§ What the task requires
Please count the lines below that hold the word "subtitle" and give the count without any other text.

§ Available data
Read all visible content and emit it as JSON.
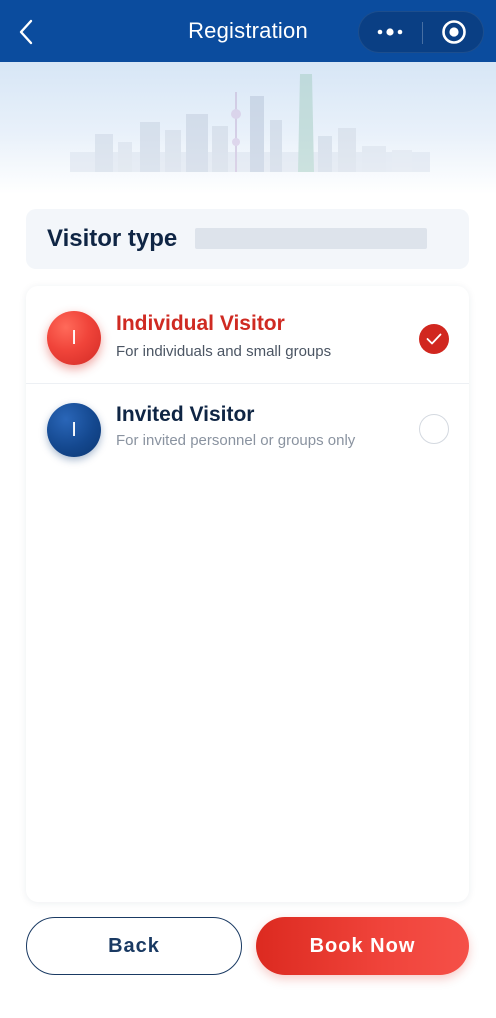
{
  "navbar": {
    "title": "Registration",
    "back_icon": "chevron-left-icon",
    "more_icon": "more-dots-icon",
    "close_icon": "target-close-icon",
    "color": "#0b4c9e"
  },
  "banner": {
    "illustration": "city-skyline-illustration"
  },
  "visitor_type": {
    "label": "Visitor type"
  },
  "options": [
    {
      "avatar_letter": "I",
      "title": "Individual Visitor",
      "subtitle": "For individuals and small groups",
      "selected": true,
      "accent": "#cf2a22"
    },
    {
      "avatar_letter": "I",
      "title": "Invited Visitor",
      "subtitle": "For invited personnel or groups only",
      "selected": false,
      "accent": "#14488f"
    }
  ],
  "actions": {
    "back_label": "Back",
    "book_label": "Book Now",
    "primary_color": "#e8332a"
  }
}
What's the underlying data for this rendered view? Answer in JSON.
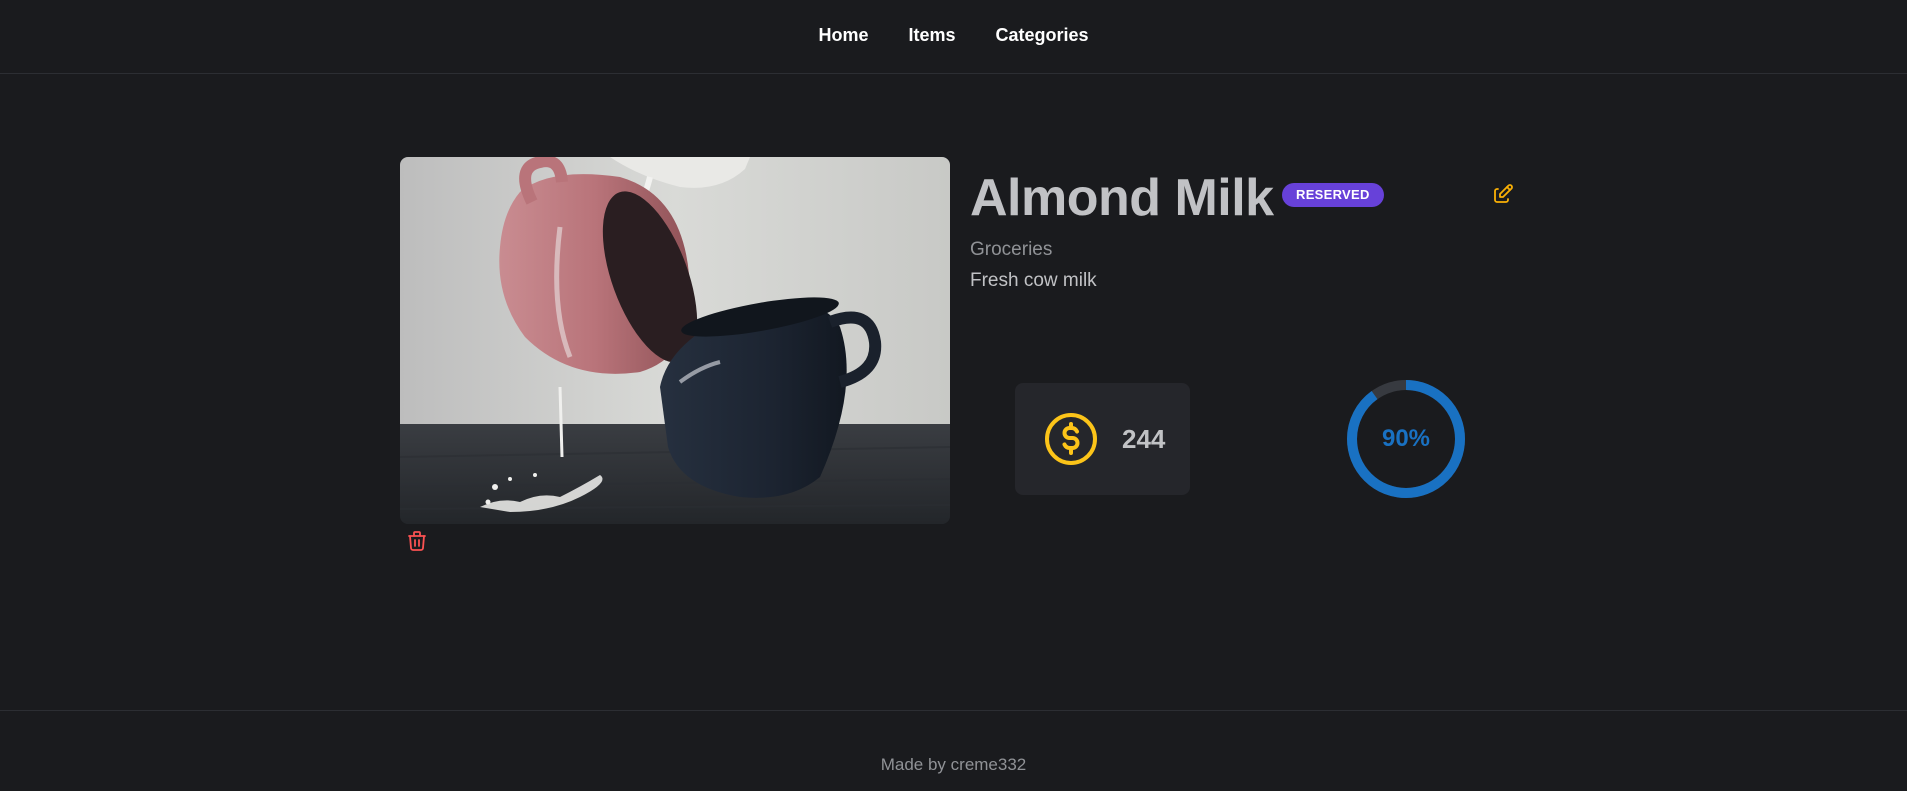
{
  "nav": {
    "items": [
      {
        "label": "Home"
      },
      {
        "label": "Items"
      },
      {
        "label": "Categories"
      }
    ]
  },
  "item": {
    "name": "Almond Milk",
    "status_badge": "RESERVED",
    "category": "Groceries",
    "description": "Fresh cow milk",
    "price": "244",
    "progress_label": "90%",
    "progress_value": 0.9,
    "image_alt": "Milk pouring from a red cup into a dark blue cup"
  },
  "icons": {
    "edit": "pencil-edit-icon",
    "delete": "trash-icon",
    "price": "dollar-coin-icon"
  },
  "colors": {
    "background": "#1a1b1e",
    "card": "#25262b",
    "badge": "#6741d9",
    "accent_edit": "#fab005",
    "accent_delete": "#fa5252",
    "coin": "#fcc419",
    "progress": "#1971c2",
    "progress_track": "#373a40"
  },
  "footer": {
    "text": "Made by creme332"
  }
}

§ Solution for this exercise
2